(Data shown):
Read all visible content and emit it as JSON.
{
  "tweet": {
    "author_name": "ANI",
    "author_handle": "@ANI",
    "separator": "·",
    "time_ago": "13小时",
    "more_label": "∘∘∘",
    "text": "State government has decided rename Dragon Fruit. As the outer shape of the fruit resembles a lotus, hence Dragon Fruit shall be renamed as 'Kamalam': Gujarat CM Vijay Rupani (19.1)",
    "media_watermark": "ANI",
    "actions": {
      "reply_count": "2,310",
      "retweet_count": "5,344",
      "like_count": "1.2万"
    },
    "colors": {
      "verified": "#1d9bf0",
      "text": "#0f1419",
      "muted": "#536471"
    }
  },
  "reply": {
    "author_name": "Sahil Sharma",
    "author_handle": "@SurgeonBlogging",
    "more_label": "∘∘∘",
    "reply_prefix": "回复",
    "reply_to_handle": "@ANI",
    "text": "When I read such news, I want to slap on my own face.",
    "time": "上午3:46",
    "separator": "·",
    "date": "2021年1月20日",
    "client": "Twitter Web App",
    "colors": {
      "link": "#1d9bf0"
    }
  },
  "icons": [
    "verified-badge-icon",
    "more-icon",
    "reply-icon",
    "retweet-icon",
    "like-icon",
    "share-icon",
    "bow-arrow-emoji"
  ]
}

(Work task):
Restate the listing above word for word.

(Written solution):
Read all visible content and emit it as JSON.
{
  "tweet": {
    "author_name": "ANI",
    "author_handle": "@ANI",
    "separator": "·",
    "time_ago": "13小时",
    "more_label": "∘∘∘",
    "text": "State government has decided rename Dragon Fruit. As the outer shape of the fruit resembles a lotus, hence Dragon Fruit shall be renamed as 'Kamalam': Gujarat CM Vijay Rupani (19.1)",
    "media_watermark": "ANI",
    "actions": {
      "reply_count": "2,310",
      "retweet_count": "5,344",
      "like_count": "1.2万"
    },
    "colors": {
      "verified": "#1d9bf0",
      "text": "#0f1419",
      "muted": "#536471"
    }
  },
  "reply": {
    "author_name": "Sahil Sharma",
    "author_handle": "@SurgeonBlogging",
    "more_label": "∘∘∘",
    "reply_prefix": "回复",
    "reply_to_handle": "@ANI",
    "text": "When I read such news, I want to slap on my own face.",
    "time": "上午3:46",
    "separator": "·",
    "date": "2021年1月20日",
    "client": "Twitter Web App",
    "colors": {
      "link": "#1d9bf0"
    }
  },
  "icons": [
    "verified-badge-icon",
    "more-icon",
    "reply-icon",
    "retweet-icon",
    "like-icon",
    "share-icon",
    "bow-arrow-emoji"
  ]
}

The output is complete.